> [What the exercise asks]: Throughout the entries below, report every line where "feeding" is found.

> [Information supplied]:
╔══

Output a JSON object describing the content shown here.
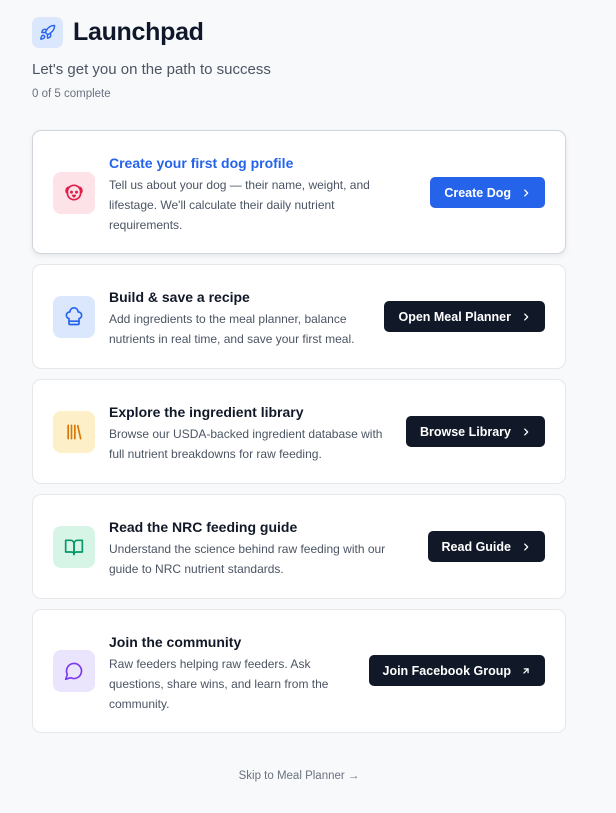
{
  "header": {
    "logo_icon": "rocket-icon",
    "title": "Launchpad",
    "subtitle": "Let's get you on the path to success",
    "progress": "0 of 5 complete"
  },
  "steps": [
    {
      "icon": "dog-icon",
      "icon_color": "#e11d48",
      "icon_bg": "#fde2e7",
      "title": "Create your first dog profile",
      "desc_lines": [
        "Tell us about your dog — their name, weight, and",
        "lifestage. We'll calculate their daily nutrient",
        "requirements."
      ],
      "button": "Create Dog",
      "button_icon": "chevron-right-icon"
    },
    {
      "icon": "chef-hat-icon",
      "icon_color": "#2563eb",
      "icon_bg": "#dbe7fd",
      "title": "Build & save a recipe",
      "desc_lines": [
        "Add ingredients to the meal planner, balance",
        "nutrients in real time, and save your first meal."
      ],
      "button": "Open Meal Planner",
      "button_icon": "chevron-right-icon"
    },
    {
      "icon": "library-icon",
      "icon_color": "#d97706",
      "icon_bg": "#fdf0c8",
      "title": "Explore the ingredient library",
      "desc_lines": [
        "Browse our USDA-backed ingredient database with",
        "full nutrient breakdowns for raw feeding."
      ],
      "button": "Browse Library",
      "button_icon": "chevron-right-icon"
    },
    {
      "icon": "book-open-icon",
      "icon_color": "#059669",
      "icon_bg": "#d6f5e6",
      "title": "Read the NRC feeding guide",
      "desc_lines": [
        "Understand the science behind raw feeding with our",
        "guide to NRC nutrient standards."
      ],
      "button": "Read Guide",
      "button_icon": "chevron-right-icon"
    },
    {
      "icon": "message-circle-icon",
      "icon_color": "#7c3aed",
      "icon_bg": "#ebe4fd",
      "title": "Join the community",
      "desc_lines": [
        "Raw feeders helping raw feeders. Ask",
        "questions, share wins, and learn from the",
        "community."
      ],
      "button": "Join Facebook Group",
      "button_icon": "external-arrow-icon"
    }
  ],
  "skip_link": "Skip to Meal Planner →"
}
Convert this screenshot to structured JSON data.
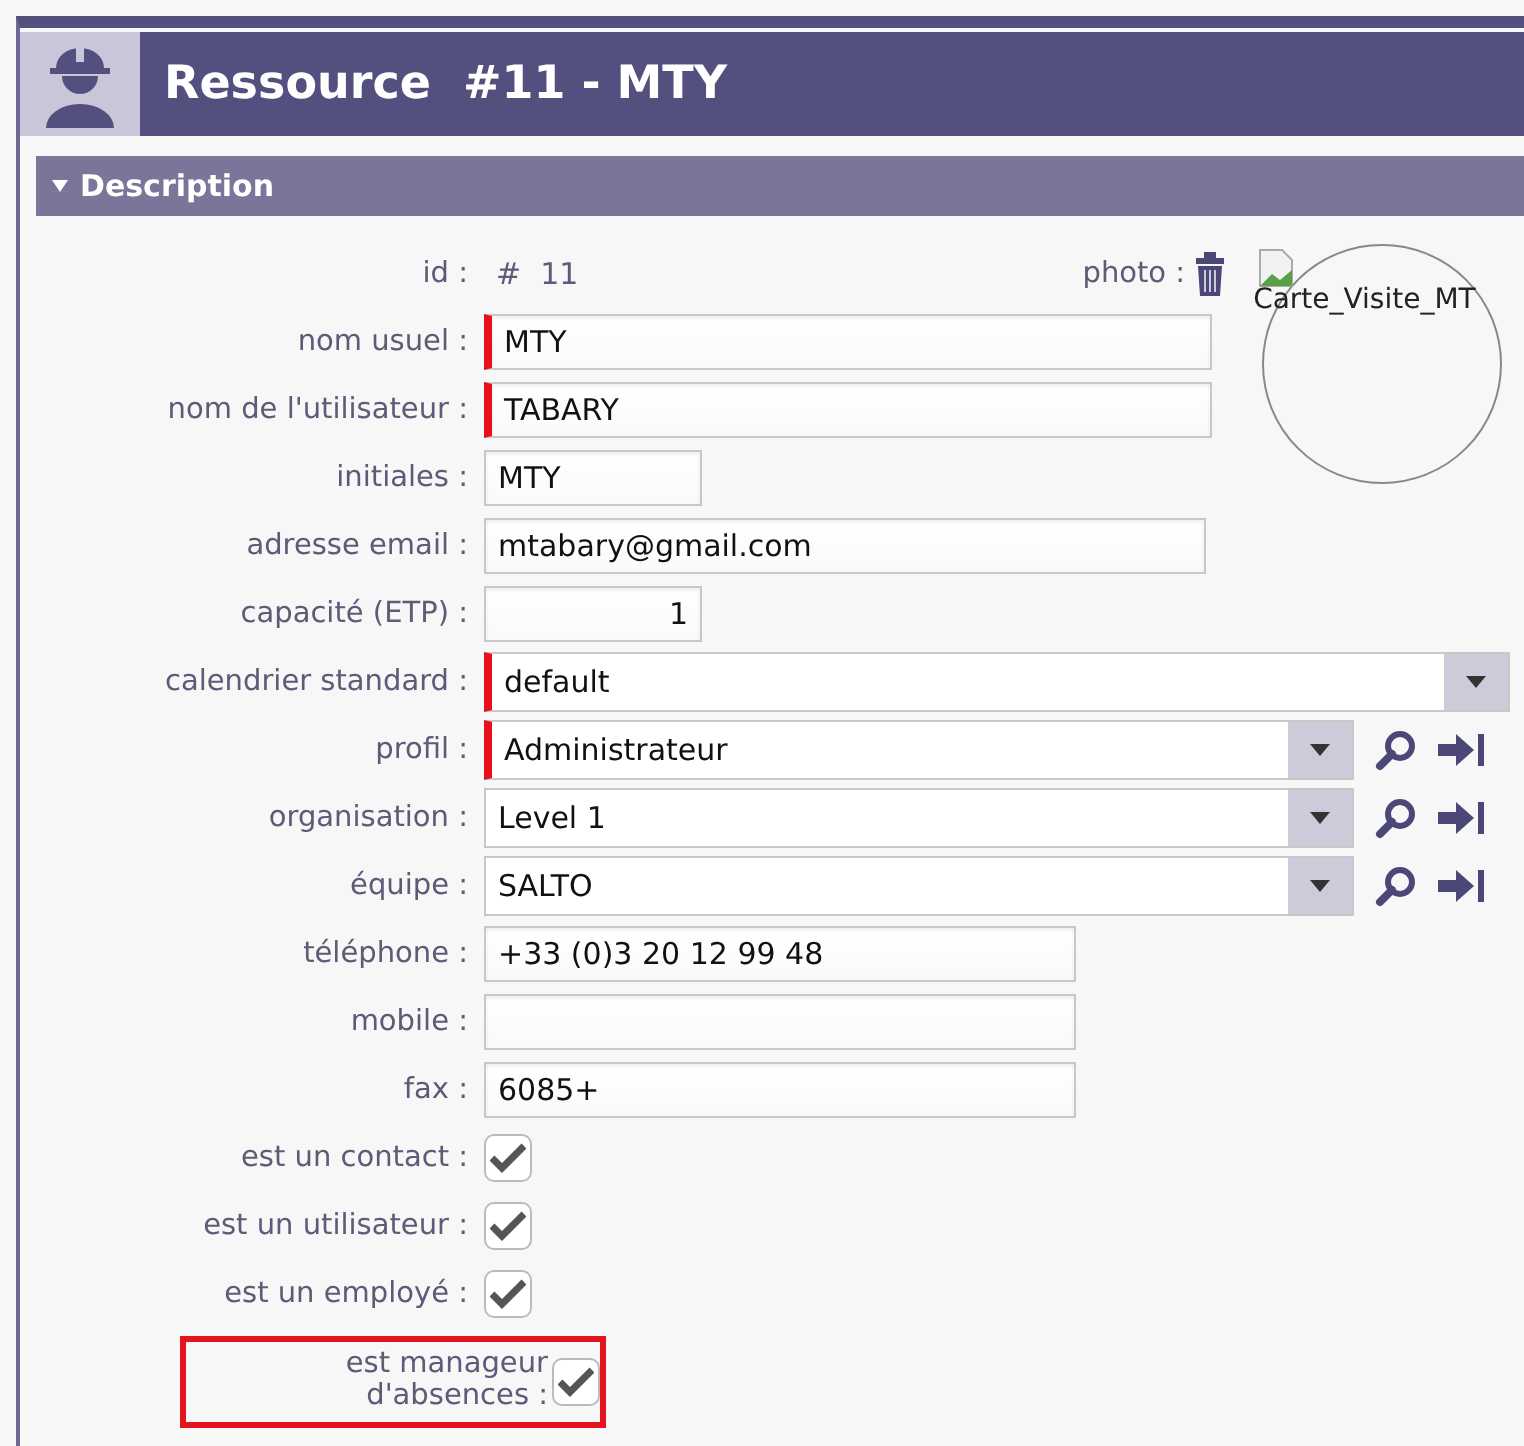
{
  "header": {
    "title": "Ressource  #11 - MTY"
  },
  "section": {
    "title": "Description",
    "expanded": true
  },
  "photo": {
    "label": "photo :",
    "alt_text": "Carte_Visite_MT"
  },
  "fields": [
    {
      "kind": "readonly",
      "label": "id :",
      "value": "#  11"
    },
    {
      "kind": "text",
      "label": "nom usuel :",
      "value": "MTY",
      "required": true
    },
    {
      "kind": "text",
      "label": "nom de l'utilisateur :",
      "value": "TABARY",
      "required": true
    },
    {
      "kind": "text",
      "label": "initiales :",
      "value": "MTY",
      "required": false
    },
    {
      "kind": "text",
      "label": "adresse email :",
      "value": "mtabary@gmail.com",
      "required": false
    },
    {
      "kind": "number",
      "label": "capacité (ETP) :",
      "value": "1",
      "required": false
    },
    {
      "kind": "select",
      "label": "calendrier standard :",
      "value": "default",
      "required": true
    },
    {
      "kind": "lookup",
      "label": "profil :",
      "value": "Administrateur",
      "required": true
    },
    {
      "kind": "lookup",
      "label": "organisation :",
      "value": "Level 1",
      "required": false
    },
    {
      "kind": "lookup",
      "label": "équipe :",
      "value": "SALTO",
      "required": false
    },
    {
      "kind": "text",
      "label": "téléphone :",
      "value": "+33 (0)3 20 12 99 48",
      "required": false
    },
    {
      "kind": "text",
      "label": "mobile :",
      "required": false
    },
    {
      "kind": "text",
      "label": "fax :",
      "value": "6085+",
      "required": false
    },
    {
      "kind": "checkbox",
      "label": "est un contact :",
      "checked": true,
      "highlighted": false
    },
    {
      "kind": "checkbox",
      "label": "est un utilisateur :",
      "checked": true,
      "highlighted": false
    },
    {
      "kind": "checkbox",
      "label": "est un employé :",
      "checked": true,
      "highlighted": false
    },
    {
      "kind": "checkbox",
      "label": "est manageur d'absences :",
      "checked": true,
      "highlighted": true
    }
  ]
}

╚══

> [Written answer]:
        "full nutrient breakdowns for raw feeding."
      "title": "Read the NRC feeding guide",
        "Understand the science behind raw feeding with our",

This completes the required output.